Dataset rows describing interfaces
---
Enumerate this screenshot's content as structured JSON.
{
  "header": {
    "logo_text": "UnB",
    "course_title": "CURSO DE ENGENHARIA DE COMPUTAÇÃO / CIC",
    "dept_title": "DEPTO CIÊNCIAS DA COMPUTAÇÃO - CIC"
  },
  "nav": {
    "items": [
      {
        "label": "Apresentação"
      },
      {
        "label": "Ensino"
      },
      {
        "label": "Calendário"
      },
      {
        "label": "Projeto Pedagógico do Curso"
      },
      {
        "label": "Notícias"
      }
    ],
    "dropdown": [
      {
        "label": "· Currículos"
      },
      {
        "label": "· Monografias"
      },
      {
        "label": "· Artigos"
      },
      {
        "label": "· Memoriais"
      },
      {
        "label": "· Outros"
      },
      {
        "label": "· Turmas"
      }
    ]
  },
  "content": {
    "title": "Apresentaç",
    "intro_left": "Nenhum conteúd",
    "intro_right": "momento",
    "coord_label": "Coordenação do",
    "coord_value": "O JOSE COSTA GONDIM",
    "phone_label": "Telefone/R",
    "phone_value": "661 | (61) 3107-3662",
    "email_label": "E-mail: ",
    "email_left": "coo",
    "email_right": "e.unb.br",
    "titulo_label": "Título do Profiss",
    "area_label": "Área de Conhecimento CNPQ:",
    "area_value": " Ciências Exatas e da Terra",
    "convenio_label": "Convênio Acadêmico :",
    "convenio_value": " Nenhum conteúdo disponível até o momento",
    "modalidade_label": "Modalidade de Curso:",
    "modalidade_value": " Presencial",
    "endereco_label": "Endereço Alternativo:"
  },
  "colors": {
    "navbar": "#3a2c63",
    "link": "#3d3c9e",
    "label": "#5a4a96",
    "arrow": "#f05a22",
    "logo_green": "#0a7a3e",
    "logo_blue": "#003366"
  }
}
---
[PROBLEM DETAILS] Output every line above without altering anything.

[SOLUTION]
Enumerate this screenshot's content as structured JSON.
{
  "header": {
    "logo_text": "UnB",
    "course_title": "CURSO DE ENGENHARIA DE COMPUTAÇÃO / CIC",
    "dept_title": "DEPTO CIÊNCIAS DA COMPUTAÇÃO - CIC"
  },
  "nav": {
    "items": [
      {
        "label": "Apresentação"
      },
      {
        "label": "Ensino"
      },
      {
        "label": "Calendário"
      },
      {
        "label": "Projeto Pedagógico do Curso"
      },
      {
        "label": "Notícias"
      }
    ],
    "dropdown": [
      {
        "label": "· Currículos"
      },
      {
        "label": "· Monografias"
      },
      {
        "label": "· Artigos"
      },
      {
        "label": "· Memoriais"
      },
      {
        "label": "· Outros"
      },
      {
        "label": "· Turmas"
      }
    ]
  },
  "content": {
    "title": "Apresentaç",
    "intro_left": "Nenhum conteúd",
    "intro_right": "momento",
    "coord_label": "Coordenação do",
    "coord_value": "O JOSE COSTA GONDIM",
    "phone_label": "Telefone/R",
    "phone_value": "661 | (61) 3107-3662",
    "email_label": "E-mail: ",
    "email_left": "coo",
    "email_right": "e.unb.br",
    "titulo_label": "Título do Profiss",
    "area_label": "Área de Conhecimento CNPQ:",
    "area_value": " Ciências Exatas e da Terra",
    "convenio_label": "Convênio Acadêmico :",
    "convenio_value": " Nenhum conteúdo disponível até o momento",
    "modalidade_label": "Modalidade de Curso:",
    "modalidade_value": " Presencial",
    "endereco_label": "Endereço Alternativo:"
  },
  "colors": {
    "navbar": "#3a2c63",
    "link": "#3d3c9e",
    "label": "#5a4a96",
    "arrow": "#f05a22",
    "logo_green": "#0a7a3e",
    "logo_blue": "#003366"
  }
}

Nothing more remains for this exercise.